MILWAUKEE (AP) _ The senior test pilot for the manufacturer of the Midwest Express Airlines DC-9 that crashed on takeoff last fall told a federal investigative panel Wednesday there might have been a breakdown of communications in the cockpit.

He was stopped abruptly, however, by James E. Burnett, chairman of the National Transportation Safety Board, who said the witness was engaging in speculation.

Investigation has shown that the right engine of the plane failed just after takeoff the afternoon of Sept. 6 from Milwaukee's Mitchell Field and the left engine lost power. The plane went down in a woods just south of the airport and explosed and burned, killing all 31 aboard.

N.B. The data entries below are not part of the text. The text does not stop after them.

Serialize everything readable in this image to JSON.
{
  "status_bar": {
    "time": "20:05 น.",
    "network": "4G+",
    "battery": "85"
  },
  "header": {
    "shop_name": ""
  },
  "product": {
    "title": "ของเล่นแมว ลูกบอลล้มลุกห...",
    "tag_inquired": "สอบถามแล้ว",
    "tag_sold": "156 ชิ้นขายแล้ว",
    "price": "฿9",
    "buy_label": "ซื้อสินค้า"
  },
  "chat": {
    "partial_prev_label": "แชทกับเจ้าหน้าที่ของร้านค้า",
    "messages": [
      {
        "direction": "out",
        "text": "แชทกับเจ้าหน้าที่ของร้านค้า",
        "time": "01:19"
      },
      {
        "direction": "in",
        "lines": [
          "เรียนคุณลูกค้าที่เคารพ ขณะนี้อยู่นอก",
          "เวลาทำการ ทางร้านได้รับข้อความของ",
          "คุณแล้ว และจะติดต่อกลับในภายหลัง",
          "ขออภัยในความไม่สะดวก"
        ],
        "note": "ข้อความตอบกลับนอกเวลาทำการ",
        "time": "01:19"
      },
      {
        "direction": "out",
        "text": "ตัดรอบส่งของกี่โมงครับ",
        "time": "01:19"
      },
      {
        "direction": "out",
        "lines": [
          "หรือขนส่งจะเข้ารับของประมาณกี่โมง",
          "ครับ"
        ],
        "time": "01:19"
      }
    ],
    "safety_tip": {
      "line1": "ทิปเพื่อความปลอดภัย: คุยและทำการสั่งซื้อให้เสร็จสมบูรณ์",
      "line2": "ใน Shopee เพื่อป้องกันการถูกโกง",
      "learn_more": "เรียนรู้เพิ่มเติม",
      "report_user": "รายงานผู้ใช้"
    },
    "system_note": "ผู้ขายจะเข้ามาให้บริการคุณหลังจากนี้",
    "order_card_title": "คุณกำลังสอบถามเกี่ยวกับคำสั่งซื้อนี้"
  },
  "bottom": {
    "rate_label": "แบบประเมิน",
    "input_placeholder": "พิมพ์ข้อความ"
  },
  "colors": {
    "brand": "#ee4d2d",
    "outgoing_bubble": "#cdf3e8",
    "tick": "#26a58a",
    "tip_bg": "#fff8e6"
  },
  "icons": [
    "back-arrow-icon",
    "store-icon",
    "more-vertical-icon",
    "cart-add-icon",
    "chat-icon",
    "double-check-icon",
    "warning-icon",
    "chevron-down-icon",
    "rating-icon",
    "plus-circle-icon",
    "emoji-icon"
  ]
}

Rudy Canto of Long Beach, Calif., senior pilot for flight standards for Douglas Aircraft Co., was asked what his response would be in a similar takeoff situation if he were the flight officer and the captain said, ''What have we got here?'' during an obvious engine failure.

''The pilot not flying should have responded, 'Engine failure,''' Canto replied. ''There was an obvious breakdown of communications. The fact the question had to be asked twice...''

Burnett then stopped the comment.

Investigation has shown that the captain of Flight 105 asked the co-pilot, ''What do we got here, Bill?'' and the first officer responded to the tower, ''Midex 105, Roger, we've got an emergency here.'' He did not respond to the captain and there was no further communication from the plane.

Danny Martin, 31, was the pilot and William Weiss, 37, the co-pilot.

The plane gained an altitude of only about 300 feet before rolling into a right steep bank and plunging nose first into the woods about one-half from the airport. The flight had originated in Madison and was headed for Atlanta, with one stop in Milwaukee.

Midwest Express Airlines, based in Appleton, is owned by Kimberly-Clark Corp., the paper products manufacturer.

Board members Wednesday spent time questioning Canto about rudder control. Asked if he had ever experienced uncontrolled rudder deflection in a DC-9, he said, ''No. I did not, and I have never heard of one.''

He said there was nothing in Douglas training manuals on the subject.

''If we thought it was a problem, we would have incorporated it,'' he said.

George Buddy, a Federal Aviation Administration pilot who certifies DC-9 pilots, disagreed with earlier testimony from Midwest Express Airlines' chief pilot that there is a critical time during takeoff when the first officer should remain silent even during engine failure because there is nothing at this point that could be done to make the plane fly any better.

''A crew member should call out a loss of engine, at any time,'' Buddy said.

''If there are procedures that need to be made or accomplished, there should be some callouts,'' he said.